Novelist and journalist Amandeep Sandhu has covered the year-long protest against the Modi government’s farm laws, now being repealed, mostly from his home in Bengaluru.
He felt the “moral responsibility” to keep telling the farmers’ side of the story, which he did with about 250 explainers and posts on Facebook, all in English to overcome the language barrier, 25 articles, and 25 talks with journalists and students, among others.
“When the farmers started marching (towards Delhi) last November and broke the barricades, I felt scared. A lot of Punjabis and Sikhs, including my family, know what it means to be on the other side of the ‘state’. We have suffered the anti-Sikh pogrom in 1984 and I didn’t want to see a repeat. It prompted me to write and inform the rest of the country about the truth,” he said over a call from his cousin’s house in Ropar, Punjab.
He admits he “is on the side of the farmers” but he wrote truthfully at all times, with facts. “The government was trying to hand over the largest private sector, agriculture, to corporates,” he says.
The protesters countered the government’s accusation that they were separatists by “running their own IT cells, newspapers and information centres”, making it a one-of-a-kind protest, says Amandeep.
“Resistance is in the DNA of Punjab,” he explains, referring to its 3,000-year history of invasions. It is this indomitable spirit that saw thousands of protesters camp on the roads through the cold, heat, rains, and the pandemic. “Never was the protest site vacant. People took turns to be there, even during Covid,” he says. Farmers told him they might have to kill themselves in four or five years because of an adverse farming environment, so it was better to stay back and die as martyrs.

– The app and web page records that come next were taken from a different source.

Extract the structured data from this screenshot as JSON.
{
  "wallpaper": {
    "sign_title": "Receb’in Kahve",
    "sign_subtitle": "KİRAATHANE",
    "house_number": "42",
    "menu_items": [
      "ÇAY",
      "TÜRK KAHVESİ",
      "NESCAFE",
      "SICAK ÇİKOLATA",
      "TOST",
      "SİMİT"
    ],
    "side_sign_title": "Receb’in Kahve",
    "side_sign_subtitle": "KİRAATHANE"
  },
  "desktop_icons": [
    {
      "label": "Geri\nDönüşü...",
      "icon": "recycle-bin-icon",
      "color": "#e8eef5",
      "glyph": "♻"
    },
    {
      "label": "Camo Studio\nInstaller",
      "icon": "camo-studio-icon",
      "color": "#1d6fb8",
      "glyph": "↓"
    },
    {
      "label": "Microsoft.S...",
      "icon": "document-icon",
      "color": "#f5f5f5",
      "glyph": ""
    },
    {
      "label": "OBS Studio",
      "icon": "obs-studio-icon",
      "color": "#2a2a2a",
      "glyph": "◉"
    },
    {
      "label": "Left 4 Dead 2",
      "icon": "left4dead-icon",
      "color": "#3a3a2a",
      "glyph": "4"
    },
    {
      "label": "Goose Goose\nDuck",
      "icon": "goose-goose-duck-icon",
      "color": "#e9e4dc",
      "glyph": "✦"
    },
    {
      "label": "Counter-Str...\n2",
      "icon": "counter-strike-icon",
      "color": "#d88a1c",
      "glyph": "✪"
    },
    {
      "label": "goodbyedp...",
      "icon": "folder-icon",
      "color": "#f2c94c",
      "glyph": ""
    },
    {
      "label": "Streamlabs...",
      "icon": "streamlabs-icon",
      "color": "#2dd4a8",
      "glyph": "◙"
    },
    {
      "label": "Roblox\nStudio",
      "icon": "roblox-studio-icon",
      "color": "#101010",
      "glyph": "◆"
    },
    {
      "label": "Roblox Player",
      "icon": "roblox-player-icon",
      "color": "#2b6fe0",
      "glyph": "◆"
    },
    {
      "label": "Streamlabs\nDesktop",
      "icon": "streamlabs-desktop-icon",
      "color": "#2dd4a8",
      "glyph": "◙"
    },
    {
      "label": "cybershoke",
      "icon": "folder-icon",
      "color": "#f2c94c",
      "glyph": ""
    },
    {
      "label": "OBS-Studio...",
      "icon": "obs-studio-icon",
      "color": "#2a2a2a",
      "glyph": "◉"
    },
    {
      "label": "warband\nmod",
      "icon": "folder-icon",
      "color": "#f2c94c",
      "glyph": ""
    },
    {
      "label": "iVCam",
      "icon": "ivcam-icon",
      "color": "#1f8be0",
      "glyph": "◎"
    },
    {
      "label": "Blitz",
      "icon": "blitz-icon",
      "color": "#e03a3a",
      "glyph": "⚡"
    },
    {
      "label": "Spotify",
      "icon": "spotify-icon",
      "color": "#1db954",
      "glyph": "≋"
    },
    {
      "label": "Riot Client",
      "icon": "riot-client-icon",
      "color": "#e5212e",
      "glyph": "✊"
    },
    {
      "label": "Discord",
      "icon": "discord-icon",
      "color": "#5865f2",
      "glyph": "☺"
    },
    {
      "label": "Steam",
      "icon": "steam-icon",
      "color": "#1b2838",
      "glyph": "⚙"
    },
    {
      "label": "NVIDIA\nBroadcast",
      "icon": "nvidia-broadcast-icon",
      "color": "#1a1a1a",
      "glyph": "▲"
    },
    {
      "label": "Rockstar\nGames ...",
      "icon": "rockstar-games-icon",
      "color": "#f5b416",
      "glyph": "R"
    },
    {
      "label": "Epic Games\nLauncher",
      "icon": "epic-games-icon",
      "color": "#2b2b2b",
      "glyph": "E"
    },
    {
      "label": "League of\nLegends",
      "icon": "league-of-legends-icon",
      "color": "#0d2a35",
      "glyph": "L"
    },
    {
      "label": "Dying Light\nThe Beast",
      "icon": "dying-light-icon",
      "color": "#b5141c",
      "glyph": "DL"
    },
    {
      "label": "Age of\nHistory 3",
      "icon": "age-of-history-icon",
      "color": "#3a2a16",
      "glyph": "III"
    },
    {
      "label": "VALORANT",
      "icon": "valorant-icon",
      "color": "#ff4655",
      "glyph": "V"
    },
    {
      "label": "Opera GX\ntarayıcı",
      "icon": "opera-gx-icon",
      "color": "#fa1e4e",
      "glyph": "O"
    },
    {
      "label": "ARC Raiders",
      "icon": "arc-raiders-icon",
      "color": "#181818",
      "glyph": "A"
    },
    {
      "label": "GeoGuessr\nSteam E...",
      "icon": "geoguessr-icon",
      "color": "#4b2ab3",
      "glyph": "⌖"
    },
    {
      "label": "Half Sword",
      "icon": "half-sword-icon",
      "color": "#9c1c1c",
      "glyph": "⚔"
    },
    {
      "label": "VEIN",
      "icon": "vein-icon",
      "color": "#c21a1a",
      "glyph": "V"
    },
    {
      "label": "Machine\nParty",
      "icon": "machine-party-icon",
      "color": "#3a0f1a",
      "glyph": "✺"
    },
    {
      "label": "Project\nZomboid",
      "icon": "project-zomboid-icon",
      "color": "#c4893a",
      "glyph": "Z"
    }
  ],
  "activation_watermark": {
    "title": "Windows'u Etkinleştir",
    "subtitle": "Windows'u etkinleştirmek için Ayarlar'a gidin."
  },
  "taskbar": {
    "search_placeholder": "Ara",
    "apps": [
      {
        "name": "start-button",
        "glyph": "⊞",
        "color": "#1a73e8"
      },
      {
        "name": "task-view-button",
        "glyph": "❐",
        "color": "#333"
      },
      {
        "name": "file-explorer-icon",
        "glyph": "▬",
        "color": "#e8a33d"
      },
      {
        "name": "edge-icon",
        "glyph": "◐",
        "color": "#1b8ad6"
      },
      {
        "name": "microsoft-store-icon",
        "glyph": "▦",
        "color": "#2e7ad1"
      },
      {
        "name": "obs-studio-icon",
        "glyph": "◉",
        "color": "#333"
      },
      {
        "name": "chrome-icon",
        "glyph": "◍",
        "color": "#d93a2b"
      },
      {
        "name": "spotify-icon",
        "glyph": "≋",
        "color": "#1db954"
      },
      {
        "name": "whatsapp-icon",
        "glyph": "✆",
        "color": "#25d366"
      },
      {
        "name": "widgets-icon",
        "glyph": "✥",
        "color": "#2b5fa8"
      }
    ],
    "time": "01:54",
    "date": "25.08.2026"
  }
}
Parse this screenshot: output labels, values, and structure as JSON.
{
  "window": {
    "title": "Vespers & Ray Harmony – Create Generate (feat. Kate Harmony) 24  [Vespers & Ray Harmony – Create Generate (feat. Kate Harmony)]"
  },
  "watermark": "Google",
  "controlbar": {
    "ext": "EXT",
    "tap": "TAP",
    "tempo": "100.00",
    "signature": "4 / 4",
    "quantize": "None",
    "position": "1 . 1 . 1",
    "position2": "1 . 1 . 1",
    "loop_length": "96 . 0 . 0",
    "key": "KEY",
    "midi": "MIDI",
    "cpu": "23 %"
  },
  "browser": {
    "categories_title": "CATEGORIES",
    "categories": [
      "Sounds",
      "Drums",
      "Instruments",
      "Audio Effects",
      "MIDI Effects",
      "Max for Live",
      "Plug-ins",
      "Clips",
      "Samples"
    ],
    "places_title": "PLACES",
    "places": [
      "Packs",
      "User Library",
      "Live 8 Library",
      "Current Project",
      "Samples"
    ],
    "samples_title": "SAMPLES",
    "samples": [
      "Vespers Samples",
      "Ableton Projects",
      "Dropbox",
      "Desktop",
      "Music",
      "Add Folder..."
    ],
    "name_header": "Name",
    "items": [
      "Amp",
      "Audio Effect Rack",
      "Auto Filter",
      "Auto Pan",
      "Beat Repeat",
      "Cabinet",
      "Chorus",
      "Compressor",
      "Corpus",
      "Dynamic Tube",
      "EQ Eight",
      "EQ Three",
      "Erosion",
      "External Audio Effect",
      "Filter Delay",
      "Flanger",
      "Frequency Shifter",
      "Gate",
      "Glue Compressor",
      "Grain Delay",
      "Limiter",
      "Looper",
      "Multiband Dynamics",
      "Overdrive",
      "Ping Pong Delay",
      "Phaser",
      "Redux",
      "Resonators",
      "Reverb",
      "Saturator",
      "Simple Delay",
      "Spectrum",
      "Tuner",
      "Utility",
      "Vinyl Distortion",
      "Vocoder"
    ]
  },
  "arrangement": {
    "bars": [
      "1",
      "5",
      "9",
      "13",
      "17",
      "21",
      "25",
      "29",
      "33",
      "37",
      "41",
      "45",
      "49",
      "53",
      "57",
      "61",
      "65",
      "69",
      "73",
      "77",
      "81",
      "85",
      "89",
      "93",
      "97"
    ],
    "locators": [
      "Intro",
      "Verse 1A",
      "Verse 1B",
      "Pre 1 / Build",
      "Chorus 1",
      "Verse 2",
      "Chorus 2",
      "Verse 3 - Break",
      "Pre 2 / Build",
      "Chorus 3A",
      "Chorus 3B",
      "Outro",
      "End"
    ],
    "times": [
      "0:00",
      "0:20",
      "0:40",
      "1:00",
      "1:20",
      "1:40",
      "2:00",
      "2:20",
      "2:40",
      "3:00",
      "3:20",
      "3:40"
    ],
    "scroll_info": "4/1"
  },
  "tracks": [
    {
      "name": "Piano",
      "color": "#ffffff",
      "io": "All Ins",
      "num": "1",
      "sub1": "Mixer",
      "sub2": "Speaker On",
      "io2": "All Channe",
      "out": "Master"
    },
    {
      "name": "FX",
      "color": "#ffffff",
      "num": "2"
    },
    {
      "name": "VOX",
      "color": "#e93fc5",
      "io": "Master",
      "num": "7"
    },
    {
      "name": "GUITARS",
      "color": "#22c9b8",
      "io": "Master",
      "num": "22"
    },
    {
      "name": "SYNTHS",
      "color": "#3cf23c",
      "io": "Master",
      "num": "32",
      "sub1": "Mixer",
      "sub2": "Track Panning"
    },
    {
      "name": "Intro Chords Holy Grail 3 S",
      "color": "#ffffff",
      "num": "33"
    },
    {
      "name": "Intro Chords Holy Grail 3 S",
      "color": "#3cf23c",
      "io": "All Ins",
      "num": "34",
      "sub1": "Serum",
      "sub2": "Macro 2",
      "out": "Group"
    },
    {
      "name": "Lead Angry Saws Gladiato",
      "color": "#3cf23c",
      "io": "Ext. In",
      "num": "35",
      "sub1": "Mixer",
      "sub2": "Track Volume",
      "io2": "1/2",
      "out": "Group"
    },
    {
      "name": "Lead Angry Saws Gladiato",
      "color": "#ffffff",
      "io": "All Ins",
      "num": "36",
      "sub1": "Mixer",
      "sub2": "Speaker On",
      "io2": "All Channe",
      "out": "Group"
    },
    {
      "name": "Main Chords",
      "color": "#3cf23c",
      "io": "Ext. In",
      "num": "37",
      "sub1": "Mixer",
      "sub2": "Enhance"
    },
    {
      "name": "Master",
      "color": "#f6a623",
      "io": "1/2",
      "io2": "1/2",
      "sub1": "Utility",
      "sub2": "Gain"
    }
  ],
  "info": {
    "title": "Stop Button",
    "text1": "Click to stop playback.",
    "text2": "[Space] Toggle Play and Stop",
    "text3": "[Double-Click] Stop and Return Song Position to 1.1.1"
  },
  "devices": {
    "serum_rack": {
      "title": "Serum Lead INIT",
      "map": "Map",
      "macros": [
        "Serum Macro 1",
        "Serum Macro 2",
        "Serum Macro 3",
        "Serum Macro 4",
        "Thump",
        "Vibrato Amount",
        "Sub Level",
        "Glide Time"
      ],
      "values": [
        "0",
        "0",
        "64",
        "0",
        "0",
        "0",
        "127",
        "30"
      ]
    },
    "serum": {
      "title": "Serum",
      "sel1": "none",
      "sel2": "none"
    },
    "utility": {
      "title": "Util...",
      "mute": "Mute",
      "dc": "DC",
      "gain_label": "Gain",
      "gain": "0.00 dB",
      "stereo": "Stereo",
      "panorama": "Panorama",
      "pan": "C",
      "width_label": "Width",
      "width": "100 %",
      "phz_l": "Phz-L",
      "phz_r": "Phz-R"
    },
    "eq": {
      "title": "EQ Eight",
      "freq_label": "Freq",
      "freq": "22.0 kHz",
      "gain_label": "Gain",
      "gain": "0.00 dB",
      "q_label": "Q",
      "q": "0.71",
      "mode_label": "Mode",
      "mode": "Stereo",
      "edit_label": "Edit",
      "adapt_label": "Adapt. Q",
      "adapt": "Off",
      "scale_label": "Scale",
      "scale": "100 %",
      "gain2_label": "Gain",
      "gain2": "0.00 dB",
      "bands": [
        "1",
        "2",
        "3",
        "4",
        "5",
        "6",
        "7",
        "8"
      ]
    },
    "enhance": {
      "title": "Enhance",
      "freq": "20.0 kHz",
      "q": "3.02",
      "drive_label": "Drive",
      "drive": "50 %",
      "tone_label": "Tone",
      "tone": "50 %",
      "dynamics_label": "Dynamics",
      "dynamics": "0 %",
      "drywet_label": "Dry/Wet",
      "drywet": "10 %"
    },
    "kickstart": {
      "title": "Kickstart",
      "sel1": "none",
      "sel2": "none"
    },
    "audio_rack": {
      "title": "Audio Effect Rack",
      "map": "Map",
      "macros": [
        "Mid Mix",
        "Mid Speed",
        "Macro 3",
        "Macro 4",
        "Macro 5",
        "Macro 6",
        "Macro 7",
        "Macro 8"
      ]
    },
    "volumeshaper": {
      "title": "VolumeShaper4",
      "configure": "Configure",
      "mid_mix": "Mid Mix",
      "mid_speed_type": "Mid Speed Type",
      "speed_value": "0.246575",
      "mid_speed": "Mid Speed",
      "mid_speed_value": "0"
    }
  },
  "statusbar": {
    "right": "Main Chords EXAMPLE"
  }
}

As for the food, toilets and power, these fell in place quickly.
“Farmers are magicians. They make food out of earth. They innovate, they survive, that’s what the protests show,” he says.
He camped with them and did not once feel out of place despite his urban lifestyle. The youth sang protest songs while grandparents inspired the protesters with their presence and confidence that “Modi will relent”.
The research Amandeep put into his 2019 book ‘Panjab: Journeys Through Fault Lines’ came in handy.
A question he is often asked is why only farmers in Punjab and Haryana were objecting while protests in states like Karnataka, were scant.
“The rest of the country hasn’t experienced the MSP (minimum support price) regime, so they don’t know what the government has deprived them of. The northern belt has been enjoying MSP on wheat and sugarcane,” he explains. The laws also proposed to eliminate the middlemen, which Amandeep says is not practical: “Yes, there is exploitation in the system but middlemen play an important role.”
Amandeep admits that the government’s U-turn has surprised allies like him, but the victory is hard-earned.
He will continue to engage with the farmers albeit from his “sanctuary” in Bengaluru, 2,000 km away.
“Protest is about bodies (on the ground), narration is about mind. I am narrating why farmers are protesting, which is difficult to do from the protest site as you get consumed in the action,” he signs off.
Why they are still protesting
Now that the government is rolling back the contentious legislation, why are farmers not calling off the protest?
“They want MSP for 23 crops across the country. They are fighting for all farmers across so they don’t stay impoverished,” he says. This will push the government to procure food and distribute it among the poor under the Public Distribution System scheme. “About 25 crore poor are solely dependent on PDS,” he points out.